Kyle Bolsters Water Supply with Pipeline and San Marcos Deal Amid Drought ChallengesSource: Facebook/The City of Kyle, TX - Local Government

In a move to address persistent water scarcity exacerbated by ongoing drought conditions, the City of Kyle is tapping into additional water sources to meet the demands of its growing population. KXAN reports that a 20-mile pipeline expected to bring in an additional 1.7 million gallons per day from the Carrizo-Wilcox Aquifer will soon supplement the city's water supply. With completion slated for early 2025, Kyle's director of water utilities, Mike Murphy, assures residents that the city's water supply, currently at 5.7 million gallons per day, is sufficient, stating, "Water is always going to be a concern, [but] I don’t think we should be worried about it."

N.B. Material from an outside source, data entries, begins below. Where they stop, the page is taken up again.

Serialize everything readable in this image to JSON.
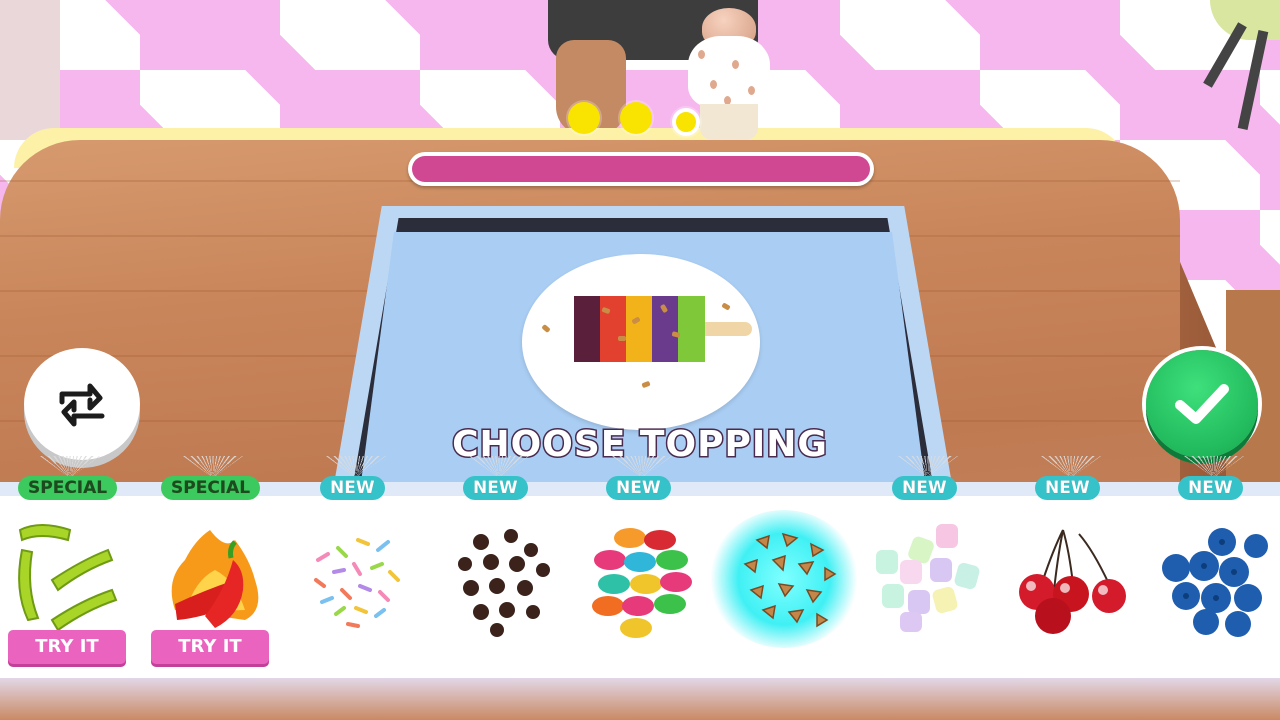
{
  "game": {
    "progress_dots": [
      {
        "filled": true
      },
      {
        "filled": true
      },
      {
        "filled": false
      }
    ],
    "progress_fraction": 1.0,
    "prompt_label": "CHOOSE TOPPING"
  },
  "buttons": {
    "swap_icon": "swap-arrows-icon",
    "confirm_icon": "checkmark-icon"
  },
  "toppings": [
    {
      "name": "Worms",
      "badge": "SPECIAL",
      "badge_type": "special",
      "action": "TRY IT",
      "icon": "gummy-worms-icon",
      "selected": false
    },
    {
      "name": "Chili Peppers",
      "badge": "SPECIAL",
      "badge_type": "special",
      "action": "TRY IT",
      "icon": "chili-peppers-icon",
      "selected": false
    },
    {
      "name": "Sprinkles",
      "badge": "NEW",
      "badge_type": "new",
      "icon": "sprinkles-icon",
      "selected": false
    },
    {
      "name": "Chocolate Chips",
      "badge": "NEW",
      "badge_type": "new",
      "icon": "chocolate-chips-icon",
      "selected": false
    },
    {
      "name": "Candy Buttons",
      "badge": "NEW",
      "badge_type": "new",
      "icon": "candy-buttons-icon",
      "selected": false
    },
    {
      "name": "Chopped Nuts",
      "badge": "",
      "badge_type": "none",
      "icon": "chopped-nuts-icon",
      "selected": true
    },
    {
      "name": "Marshmallows",
      "badge": "NEW",
      "badge_type": "new",
      "icon": "marshmallows-icon",
      "selected": false
    },
    {
      "name": "Cherries",
      "badge": "NEW",
      "badge_type": "new",
      "icon": "cherries-icon",
      "selected": false
    },
    {
      "name": "Blueberries",
      "badge": "NEW",
      "badge_type": "new",
      "icon": "blueberries-icon",
      "selected": false
    }
  ],
  "colors": {
    "progress_fill": "#d14892",
    "special_badge": "#3cc95e",
    "new_badge": "#35c2c9",
    "try_button": "#e963bf",
    "confirm_button": "#1fc35f"
  }
}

The urgency to secure water resources has led Kyle to also forge an agreement with San Marcos, enabling it to acquire a monthly volume of water from its neighbor's Edwards Aquifer Authority well, as per CBS Austin. The three-year deal, unanimously backed by Kyle City Council, is designed to quickly bring about a balance between the cities' water resources. Kyle District 4 City Councilmember Lauralee Harris mentioned, "It’s not like we're out of water or that the aquifer is out of water. It's a matter of just collaborating and adjusting those percentages to what is equitable."

San Marcos has shown a willingness to share, but not without voicing concerns about conservation and responsible usage. During the agreement discussions, San Marcos Place 4 City Councilmember Shane Scott sought assurances, asking, "Can we ask them to mirror the same restrictions information, and commercialism enforcement as we do?" Tyler Hjorth, San Marcos Utilities Director, assured that Kyle is obliged to meet, if not exceed, San Marcos' conservation requirements and has been "very aggressive in the enforcement program," as detailed by CBS Austin.

The financial implications of the agreement between Kyle and San Marcos for additional water supply are estimated to be minimal. According to the City of Kyle, the yearly impact is expected to range from $273,984 to a maximum of $555,576. Despite this deal, San Marcos officials confirm that their city’s water supply, rates, and existing drought restrictions will not be affected. With these strategies in place, both Kyle and San Marco’s collaborative efforts seem poised to manage the ongoing water scarcity with pragmatic solutions.